A part of my “Black Joy and Healing” series, this piece was inspired by the book Beauty Shop Politics: African American Women's Activism in the Beauty Industry by Tiffany M. Gill. The book brings to surface the hidden history of Black Beauticians who used their shops as a site for community gatherings and their earnings to support Black Liberation movements and its pioneers. Through the business of hair, these Black women achieved economic independence and created a community that puts in focus the empowerment of the Black race.
“Only the BLACK WOMAN can say ‘when and where I enter, in the quiet, undisputed dignity of my womanhood, without violence and without suing or special patronage, then and there the whole Negro race enters with me’” Anna Julia Cooper.
This piece explores the idea of community healing through the creation and well-being of Black women.
Reflection on the exhibition Young, Gifted, and Black:
The idea of having a workshop on the theme of identity and community came to me while viewing Blue Dancer by Tunji Adeniyi Jones. Every time I go to the gallery, I stop by that piece, the colors, the shape of the figure, the movement, they all feel so organic to me! I was so in love with that piece (I still am), I did a sketch of it in my sketchbook and used it as my artist study for my self-portrait painting. Sketching this piece allowed me to engage and decipher it; it felt like a puzzle—I love puzzles and I think it makes sense that I saw it as that: a puzzle—every piece carefully and intentionally crafted to create this beautiful piece. Something that stood out to me in this process was how the movements within the figure and outside of it are in sync with the form of the figure. I was trying to figure out which of the motion was impacting the other and couldn’t quite put my finger on it. When I finished the figure and was working on the surroundings, that’s when I had my “lightbulb moment”; it is not one or the other, it is both together, working at the same time, and having an impact on each other. That made me think of myself and my environment, how both work together and are equally important to the person I am and becoming. That’s when I knew what the workshop should be about.

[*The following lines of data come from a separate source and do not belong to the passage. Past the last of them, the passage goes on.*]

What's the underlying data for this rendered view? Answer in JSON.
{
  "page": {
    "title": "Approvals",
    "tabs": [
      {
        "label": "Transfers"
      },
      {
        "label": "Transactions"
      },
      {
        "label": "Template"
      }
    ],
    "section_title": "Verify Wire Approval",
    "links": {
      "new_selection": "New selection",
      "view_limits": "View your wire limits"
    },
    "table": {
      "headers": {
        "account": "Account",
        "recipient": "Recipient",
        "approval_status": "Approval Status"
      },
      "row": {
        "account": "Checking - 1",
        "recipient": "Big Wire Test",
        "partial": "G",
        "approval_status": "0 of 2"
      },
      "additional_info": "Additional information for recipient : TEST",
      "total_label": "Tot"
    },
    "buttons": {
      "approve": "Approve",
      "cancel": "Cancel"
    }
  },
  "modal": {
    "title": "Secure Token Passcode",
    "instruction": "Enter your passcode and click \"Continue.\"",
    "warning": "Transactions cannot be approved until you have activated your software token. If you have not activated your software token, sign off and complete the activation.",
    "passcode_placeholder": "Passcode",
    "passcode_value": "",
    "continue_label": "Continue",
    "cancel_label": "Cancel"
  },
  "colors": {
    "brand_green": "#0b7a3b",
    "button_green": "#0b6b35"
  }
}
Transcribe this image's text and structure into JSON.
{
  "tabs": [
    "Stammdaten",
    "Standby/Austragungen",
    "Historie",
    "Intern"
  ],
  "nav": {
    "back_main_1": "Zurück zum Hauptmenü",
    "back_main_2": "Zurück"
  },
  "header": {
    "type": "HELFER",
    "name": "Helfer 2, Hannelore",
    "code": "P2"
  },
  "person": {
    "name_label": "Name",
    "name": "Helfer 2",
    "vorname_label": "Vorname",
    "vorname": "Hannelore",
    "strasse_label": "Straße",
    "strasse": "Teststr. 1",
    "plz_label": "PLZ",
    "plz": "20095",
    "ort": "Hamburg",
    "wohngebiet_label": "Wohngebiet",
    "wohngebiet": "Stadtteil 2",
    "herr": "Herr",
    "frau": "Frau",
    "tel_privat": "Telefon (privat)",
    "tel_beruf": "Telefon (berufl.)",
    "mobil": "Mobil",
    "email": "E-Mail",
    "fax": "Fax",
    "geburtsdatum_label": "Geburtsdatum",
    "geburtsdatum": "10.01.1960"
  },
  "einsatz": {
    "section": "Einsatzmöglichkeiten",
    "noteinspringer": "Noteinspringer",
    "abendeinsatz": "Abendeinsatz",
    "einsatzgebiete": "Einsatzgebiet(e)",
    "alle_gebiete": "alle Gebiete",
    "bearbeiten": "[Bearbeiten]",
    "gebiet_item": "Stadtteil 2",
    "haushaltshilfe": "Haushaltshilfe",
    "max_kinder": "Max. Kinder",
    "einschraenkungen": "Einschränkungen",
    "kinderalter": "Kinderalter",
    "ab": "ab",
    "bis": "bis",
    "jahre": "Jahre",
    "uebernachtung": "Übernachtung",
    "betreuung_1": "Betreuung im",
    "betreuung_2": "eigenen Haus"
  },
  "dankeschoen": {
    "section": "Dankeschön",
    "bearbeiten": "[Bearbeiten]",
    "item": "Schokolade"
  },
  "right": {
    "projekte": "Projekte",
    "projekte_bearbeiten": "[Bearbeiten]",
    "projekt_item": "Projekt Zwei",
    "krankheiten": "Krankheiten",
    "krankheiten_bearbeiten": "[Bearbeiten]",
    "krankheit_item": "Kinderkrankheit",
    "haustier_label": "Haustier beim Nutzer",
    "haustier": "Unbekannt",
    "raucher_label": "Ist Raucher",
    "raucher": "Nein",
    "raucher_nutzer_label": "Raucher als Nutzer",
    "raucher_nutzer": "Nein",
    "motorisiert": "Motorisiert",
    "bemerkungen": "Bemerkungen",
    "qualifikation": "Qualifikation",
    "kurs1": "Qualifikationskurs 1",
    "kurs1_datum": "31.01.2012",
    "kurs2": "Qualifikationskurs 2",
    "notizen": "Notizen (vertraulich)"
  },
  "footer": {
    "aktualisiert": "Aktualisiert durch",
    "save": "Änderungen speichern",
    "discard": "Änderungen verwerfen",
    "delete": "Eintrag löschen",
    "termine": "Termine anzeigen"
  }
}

Expanding on the idea of puzzles, one thing I realized interacting with the pieces from the exhibition is that every part is crucial to the work; from the intention of the artist to the objects in the work, everything matters. I have seen physical works of art in the past but never one by a Black artist and with a piece that’s calling me to decipher it; I have only seen them online and the viewing experience is totally different. Viewing these in person taught me that to create a great visual art piece is not just about the medium and the surface used, it’s that in addition to the artist’s relation to the piece. This realization, I believe, helped me improve my own craft. Although multilingual, words are not my forte, art is. And seeing these works speak to me made it possible for me to use art as my pen and paper. For me, art is a tool to tell a story, my story, the story of the women in my life and the women who are a part of the great Black women community.
Header image and photos courtesy of Deirdre Murphy